Automate everything! The mantra of the real developer – I’d rather spend 2 hours automating a task than 30 minutes of repetitive typing! Continuous integration finally legitimizes that innate desire to automate during the development process.
Continuous Integration (CI) tools automate the application build process and automated tests on a regular interval (or on demand as code are checked in). This allows for frequent feedback on some of the basic aspects of quality and can improve confidence in the overall platform’s state moving towards a release. In BI, continuous integration is especially helpful in detecting synchronization issues between data models, integration (ETL) code, semantic code (report models/universes) and reports.
CI tools generally have two parts, the controller and the scripting interface.
The controller manages builds and reports on successes and issues. Integration with the source control, issues management, and even the documentation management system are all useful features of the CI controller.
Effective CI tools:
- Can control all aspects of the build process through scripts, plug-ins, or black magic. If you have to sign in and pull a lever in the middle of a CI build, you’ve defeated the purpose.
- Report build breaks and test failures directly through the issues management/ticketing system with meaningful, useful messages.
- Are triggered by a variety of conditions, especially the commit of code into the source control system.
- Allow no-touch production builds that maintain the security envelope of the production system.
There are many open source and commercial CI tools and their features vary widely. None, as far as I know, are specific to BI, nor do they need to be. However, a nice user interface that helps out with the task of operating the ETL, BI delivery, DBMS, etc. tools is a nice way to go.
Tools I’ve run across, on the open source side:
- Apache Continuum
And in the commercial space:
- Atlassian Bamboo
- IBM Rational
- Microsoft Team Foundation Server (TFS)
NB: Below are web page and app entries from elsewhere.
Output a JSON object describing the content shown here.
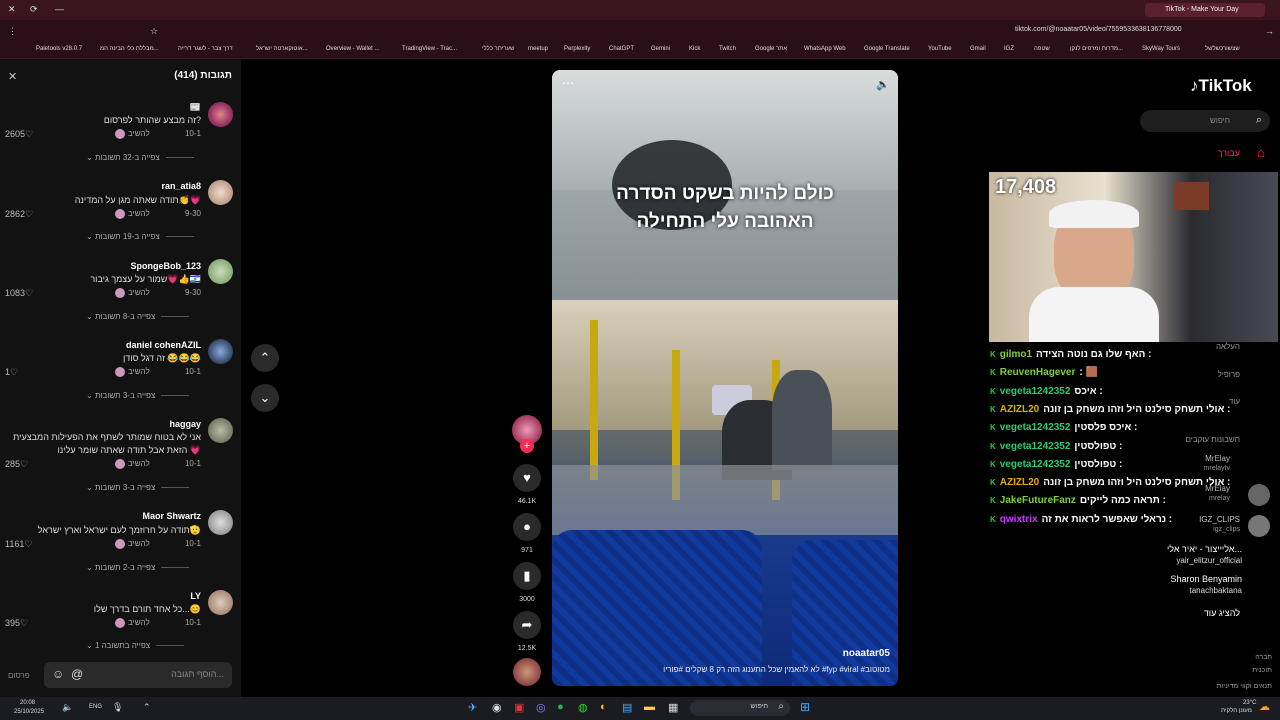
{
  "browser": {
    "tab_title": "TikTok - Make Your Day",
    "url": "tiktok.com/@noaatar05/video/7559533638136778000",
    "bookmarks": [
      "Paletools v28.0.7",
      "מבללת כלי הבינה המ...",
      "דרך צבר - לשגר דרייה",
      "אוטוקארטה ישראל...",
      "Overview - Wallet ...",
      "TradingView - Trac...",
      "שעריתר כללי",
      "meetup",
      "Perplexity",
      "ChatGPT",
      "Gemini",
      "Kick",
      "Twitch",
      "Google אתר",
      "WhatsApp Web",
      "Google Translate",
      "YouTube",
      "Gmail",
      "IGZ",
      "שטפה",
      "מדרות ומרפים לנקן...",
      "SkyWay Tours",
      "שצשורכשלשל"
    ]
  },
  "comments": {
    "header": "תגובות (414)",
    "items": [
      {
        "user": "📰",
        "text": "זה מבצע שהותר לפרסום?",
        "date": "10-1",
        "reply": "להשיב",
        "likes": "2605",
        "more": "צפייה ב-32 תשובות"
      },
      {
        "user": "ran_atia8",
        "text": "תודה שאתה מגן על המדינה👏💗",
        "date": "9-30",
        "reply": "להשיב",
        "likes": "2862",
        "more": "צפייה ב-19 תשובות"
      },
      {
        "user": "SpongeBob_123",
        "text": "שמור על עצמך גיבור💗👍🇮🇱",
        "date": "9-30",
        "reply": "להשיב",
        "likes": "1083",
        "more": "צפייה ב-8 תשובות"
      },
      {
        "user": "daniel cohenAZIL",
        "text": "זה דגל סודן 😂😂😂",
        "date": "10-1",
        "reply": "להשיב",
        "likes": "1",
        "more": "צפייה ב-3 תשובות"
      },
      {
        "user": "haggay",
        "text": "אני לא בטוח שמותר לשתף את הפעילות המבצעית",
        "text2": "הזאת אבל תודה שאתה שומר עלינו 💗",
        "date": "10-1",
        "reply": "להשיב",
        "likes": "285",
        "more": "צפייה ב-3 תשובות"
      },
      {
        "user": "Maor Shwartz",
        "text": "תודה על חרוזמך לעם ישראל וארץ ישראל🫡",
        "date": "10-1",
        "reply": "להשיב",
        "likes": "1161",
        "more": "צפייה ב-2 תשובות"
      },
      {
        "user": "LY",
        "text": "כל אחד תורם בדרך שלו...😊",
        "date": "10-1",
        "reply": "להשיב",
        "likes": "395",
        "more": "צפייה בתשובה 1"
      }
    ],
    "input_placeholder": "הוסף תגובה...",
    "post_label": "פרסום"
  },
  "video": {
    "caption": "כולם להיות בשקט הסדרה האהובה עלי התחילה",
    "author": "noaatar05",
    "description": "לא להאמין שכל התענוג הזה רק 8 שקלים #פוריו #fyp #viral #מטוטוב"
  },
  "actions": {
    "likes": "46.1K",
    "comments": "971",
    "saves": "3000",
    "shares": "12.5K"
  },
  "sidebar": {
    "logo": "TikTok",
    "search_placeholder": "חיפוש",
    "nav_foryou": "עבורך",
    "nav_live": "העלאה",
    "nav_profile": "פרופיל",
    "nav_more": "עוד",
    "following_header": "חשבונות עוקבים",
    "accounts": [
      {
        "name": "MrElay",
        "handle": "mrelaytv"
      },
      {
        "name": "MrElay",
        "handle": "mrelay"
      },
      {
        "name": "IGZ_CLIPS",
        "handle": "igz_clips"
      },
      {
        "name": "אליייצור - יאיר אלי...",
        "handle": "yair_elitzur_official"
      },
      {
        "name": "Sharon Benyamin",
        "handle": "tanachbaktana"
      }
    ],
    "show_more": "להציג עוד",
    "footer": [
      "חברה",
      "תוכנית",
      "תנאים וקווי מדיניות"
    ]
  },
  "stream": {
    "viewers": "17,408",
    "chat": [
      {
        "user": "gilmo1",
        "msg": "האף שלו גם נוטה הצידה :",
        "color": "#7dd03a"
      },
      {
        "user": "ReuvenHagever",
        "msg": ": 🟫",
        "color": "#7dd03a"
      },
      {
        "user": "vegeta1242352",
        "msg": "איכס :",
        "color": "#2ecc71"
      },
      {
        "user": "AZIZL20",
        "msg": "אולי תשחק סילנט היל וזהו משחק בן זונה :",
        "color": "#e0b000"
      },
      {
        "user": "vegeta1242352",
        "msg": "איכס פלסטין :",
        "color": "#2ecc71"
      },
      {
        "user": "vegeta1242352",
        "msg": "טפולסטין :",
        "color": "#2ecc71"
      },
      {
        "user": "vegeta1242352",
        "msg": "טפולסטין :",
        "color": "#2ecc71"
      },
      {
        "user": "AZIZL20",
        "msg": "אולי תשחק סילנט היל וזהו משחק בן זונה :",
        "color": "#e0b000"
      },
      {
        "user": "JakeFutureFanz",
        "msg": "תראה כמה לייקים :",
        "color": "#7dd03a"
      },
      {
        "user": "qwixtrix",
        "msg": "נראלי שאפשר לראות את זה :",
        "color": "#c33cff"
      }
    ]
  },
  "taskbar": {
    "time": "20:08",
    "date": "25/10/2025",
    "lang": "ENG",
    "search": "חיפוש",
    "weather": "23°C",
    "weather_desc": "מעונן חלקית"
  },
  "colors": {
    "accent": "#fe2c55",
    "bg": "#000000",
    "panel": "#121212",
    "browser": "#3a1520"
  }
}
Once again, I favor the Atlassian tool Bamboo, here simply because of its integration with the other Atlassian tools. So, if you don’t have JIRA or Confluence, ignore this. Bamboo is a very capable CI platform (although I think that Hudson and others are more configurable) with a beautiful user interface. Is supports remote job execution via remote agents and is competitively priced. And, getting it to create JIRA issues is a no-brainer.
That said, most CI tools are up to the task of automated builds. What you should be looking for is a tool that fits well within your overall environment and makes your team more productive through continuous feedback.